At state tournaments, Mrs. Sukow’s pride for her seniors is especially strong. Not just because of their accomplishments, but because of the immense growth she witnesses as each year passes. She says that many seniors who break at state for their individual events were part of performance in the round, a group event, years prior.

She says it’s “neat” to watch those students start in a group event and grow into their individual events. With so many students on the team, sometimes watching can be a challenge.

At state, Sukow literally ran from the furthest end of the Peoria Civic Center to the other in order to see both West’s and Perkins’s performances. Her dedication and attitude is what has influenced her students’ personalities, perspectives, and attitudes so profoundly. 
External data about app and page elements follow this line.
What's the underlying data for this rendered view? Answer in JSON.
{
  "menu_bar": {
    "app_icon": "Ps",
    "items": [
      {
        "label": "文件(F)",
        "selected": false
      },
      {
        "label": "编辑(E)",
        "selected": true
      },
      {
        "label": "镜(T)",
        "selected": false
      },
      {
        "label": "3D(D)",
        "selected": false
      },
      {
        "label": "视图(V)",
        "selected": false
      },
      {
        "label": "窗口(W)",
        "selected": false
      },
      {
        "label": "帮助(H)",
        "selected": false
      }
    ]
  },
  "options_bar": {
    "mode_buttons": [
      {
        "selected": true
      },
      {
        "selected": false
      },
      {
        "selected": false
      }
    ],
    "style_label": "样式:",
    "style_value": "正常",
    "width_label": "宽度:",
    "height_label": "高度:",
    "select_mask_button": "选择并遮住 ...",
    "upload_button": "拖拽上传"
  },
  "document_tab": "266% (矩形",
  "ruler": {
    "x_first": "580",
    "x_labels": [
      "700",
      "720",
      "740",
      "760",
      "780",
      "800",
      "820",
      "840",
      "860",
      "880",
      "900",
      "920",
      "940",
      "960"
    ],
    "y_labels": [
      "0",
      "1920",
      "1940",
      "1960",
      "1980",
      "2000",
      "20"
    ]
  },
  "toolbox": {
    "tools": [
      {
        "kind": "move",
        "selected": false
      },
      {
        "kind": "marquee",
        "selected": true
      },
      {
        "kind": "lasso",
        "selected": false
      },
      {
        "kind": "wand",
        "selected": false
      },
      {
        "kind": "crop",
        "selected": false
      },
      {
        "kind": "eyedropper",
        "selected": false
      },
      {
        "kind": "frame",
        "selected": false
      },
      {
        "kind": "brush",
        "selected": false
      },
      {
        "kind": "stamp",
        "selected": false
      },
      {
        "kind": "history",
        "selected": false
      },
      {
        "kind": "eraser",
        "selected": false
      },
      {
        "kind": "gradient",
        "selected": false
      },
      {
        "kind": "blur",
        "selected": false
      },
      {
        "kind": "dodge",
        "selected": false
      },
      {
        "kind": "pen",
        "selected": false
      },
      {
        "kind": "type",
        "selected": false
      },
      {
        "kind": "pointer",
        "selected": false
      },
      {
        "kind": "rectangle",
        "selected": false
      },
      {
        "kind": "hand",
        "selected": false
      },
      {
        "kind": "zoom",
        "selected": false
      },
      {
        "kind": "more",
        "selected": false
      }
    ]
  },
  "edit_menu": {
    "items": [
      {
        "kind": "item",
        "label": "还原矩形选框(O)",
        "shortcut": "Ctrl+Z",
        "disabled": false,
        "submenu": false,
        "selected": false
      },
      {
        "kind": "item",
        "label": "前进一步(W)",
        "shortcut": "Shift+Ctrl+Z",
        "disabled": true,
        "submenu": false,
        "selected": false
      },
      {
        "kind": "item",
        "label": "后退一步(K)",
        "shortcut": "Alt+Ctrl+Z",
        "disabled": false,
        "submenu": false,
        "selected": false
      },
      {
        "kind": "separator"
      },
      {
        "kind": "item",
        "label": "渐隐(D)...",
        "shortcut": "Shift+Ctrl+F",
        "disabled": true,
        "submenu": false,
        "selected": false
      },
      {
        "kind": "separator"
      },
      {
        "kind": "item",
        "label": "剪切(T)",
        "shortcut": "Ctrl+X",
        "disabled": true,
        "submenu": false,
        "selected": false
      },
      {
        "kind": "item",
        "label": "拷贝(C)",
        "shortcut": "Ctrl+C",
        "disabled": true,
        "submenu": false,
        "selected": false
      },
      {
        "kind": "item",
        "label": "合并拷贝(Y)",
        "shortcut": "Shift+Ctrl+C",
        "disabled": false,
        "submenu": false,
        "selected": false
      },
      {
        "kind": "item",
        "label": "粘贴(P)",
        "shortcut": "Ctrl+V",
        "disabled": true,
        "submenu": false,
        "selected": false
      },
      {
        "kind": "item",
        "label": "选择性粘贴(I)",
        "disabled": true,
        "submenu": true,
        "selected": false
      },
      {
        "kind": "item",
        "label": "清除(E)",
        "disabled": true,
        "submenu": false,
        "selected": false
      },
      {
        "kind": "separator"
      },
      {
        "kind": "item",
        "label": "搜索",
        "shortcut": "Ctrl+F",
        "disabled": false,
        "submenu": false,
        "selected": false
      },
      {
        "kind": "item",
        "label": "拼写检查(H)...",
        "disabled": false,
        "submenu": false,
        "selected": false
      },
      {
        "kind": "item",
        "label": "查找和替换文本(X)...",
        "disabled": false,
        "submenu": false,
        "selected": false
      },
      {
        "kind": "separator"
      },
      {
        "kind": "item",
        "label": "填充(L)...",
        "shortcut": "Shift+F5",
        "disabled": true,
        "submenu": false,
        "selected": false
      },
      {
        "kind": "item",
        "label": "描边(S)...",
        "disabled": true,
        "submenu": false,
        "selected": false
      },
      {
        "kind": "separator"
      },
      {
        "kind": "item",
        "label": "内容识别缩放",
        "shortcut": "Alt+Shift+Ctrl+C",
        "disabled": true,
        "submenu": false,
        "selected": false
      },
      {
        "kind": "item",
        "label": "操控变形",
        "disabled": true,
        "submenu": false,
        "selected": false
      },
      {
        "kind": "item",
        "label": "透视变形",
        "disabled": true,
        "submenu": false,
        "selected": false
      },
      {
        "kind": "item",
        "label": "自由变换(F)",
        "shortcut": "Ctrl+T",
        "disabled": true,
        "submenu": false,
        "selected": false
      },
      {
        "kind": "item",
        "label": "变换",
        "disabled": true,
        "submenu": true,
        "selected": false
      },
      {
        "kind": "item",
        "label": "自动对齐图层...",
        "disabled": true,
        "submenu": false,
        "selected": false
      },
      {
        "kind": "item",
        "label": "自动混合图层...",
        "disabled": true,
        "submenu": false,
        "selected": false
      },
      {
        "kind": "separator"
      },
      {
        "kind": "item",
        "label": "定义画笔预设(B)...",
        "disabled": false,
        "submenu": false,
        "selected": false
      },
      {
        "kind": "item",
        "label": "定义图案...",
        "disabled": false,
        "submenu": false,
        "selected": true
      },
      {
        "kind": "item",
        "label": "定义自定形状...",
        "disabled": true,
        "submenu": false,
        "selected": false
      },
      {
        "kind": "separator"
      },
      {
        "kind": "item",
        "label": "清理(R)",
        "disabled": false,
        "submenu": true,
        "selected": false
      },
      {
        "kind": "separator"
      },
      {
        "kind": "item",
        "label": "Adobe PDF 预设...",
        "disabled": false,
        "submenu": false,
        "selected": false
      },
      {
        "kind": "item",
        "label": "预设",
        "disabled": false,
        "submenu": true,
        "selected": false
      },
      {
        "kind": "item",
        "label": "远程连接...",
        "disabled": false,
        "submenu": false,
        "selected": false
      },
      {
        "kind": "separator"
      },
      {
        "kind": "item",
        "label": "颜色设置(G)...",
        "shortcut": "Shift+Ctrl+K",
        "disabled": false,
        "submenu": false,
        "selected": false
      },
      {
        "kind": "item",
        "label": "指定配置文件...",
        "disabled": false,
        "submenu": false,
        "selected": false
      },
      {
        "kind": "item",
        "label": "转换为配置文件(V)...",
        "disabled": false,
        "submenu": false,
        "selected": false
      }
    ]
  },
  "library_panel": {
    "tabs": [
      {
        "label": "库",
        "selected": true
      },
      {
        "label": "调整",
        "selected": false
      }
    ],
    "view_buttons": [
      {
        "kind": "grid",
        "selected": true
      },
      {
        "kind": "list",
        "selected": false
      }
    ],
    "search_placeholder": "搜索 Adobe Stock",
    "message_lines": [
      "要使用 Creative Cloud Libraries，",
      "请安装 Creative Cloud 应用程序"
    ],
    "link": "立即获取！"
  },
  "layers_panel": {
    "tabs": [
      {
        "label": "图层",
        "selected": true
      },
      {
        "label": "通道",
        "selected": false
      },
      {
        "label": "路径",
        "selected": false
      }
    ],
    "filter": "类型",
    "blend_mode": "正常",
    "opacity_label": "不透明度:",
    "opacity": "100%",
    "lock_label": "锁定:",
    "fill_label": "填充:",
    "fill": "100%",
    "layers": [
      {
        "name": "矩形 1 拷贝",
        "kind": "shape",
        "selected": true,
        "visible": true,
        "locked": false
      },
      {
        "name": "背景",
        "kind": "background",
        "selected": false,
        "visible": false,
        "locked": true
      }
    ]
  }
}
 Running to Perkins’s performance, she passed many of her speech coach friends from opposing teams. She shared an understanding laugh with these friends, many of whom judged Mrs. Sukow’s performances when she was a high-school speech competitor.

Some of these friends included Prairie Ridge’s and Crystal Lake South’s speech coaches, whose two competitors joined Cary-Grove at state. What is so different between sports and the speech team, she believes, is that in speech, up to three competitors in each event are sent from every sectional tournament. Because of this, she says, “You can have three winners.” So, when Cary-Grove’s Leo Petropoulos and Crystal Lake South’s Megan Norten both qualified for the state tournament in extemporaneous speaking, Mrs. Sukow was able to support both competitors.

“In the speech community, everyone truly cheers for everyone else. Obviously, in the end, you want your [team] to go to state, but we also celebrate each other’s victories. Communication is all about making those connections with people, and I think that’s really special in the speech world,” Mrs. Sukow said.

Perkins, like many of Mrs. Sukow’s students, grew immensely in the four years she spent under her coach’s guidance. With her sophistication and poise, she will continue to remember the iconic proverb Mrs. Sukow shares: “Winners get trophies, champions change lives.”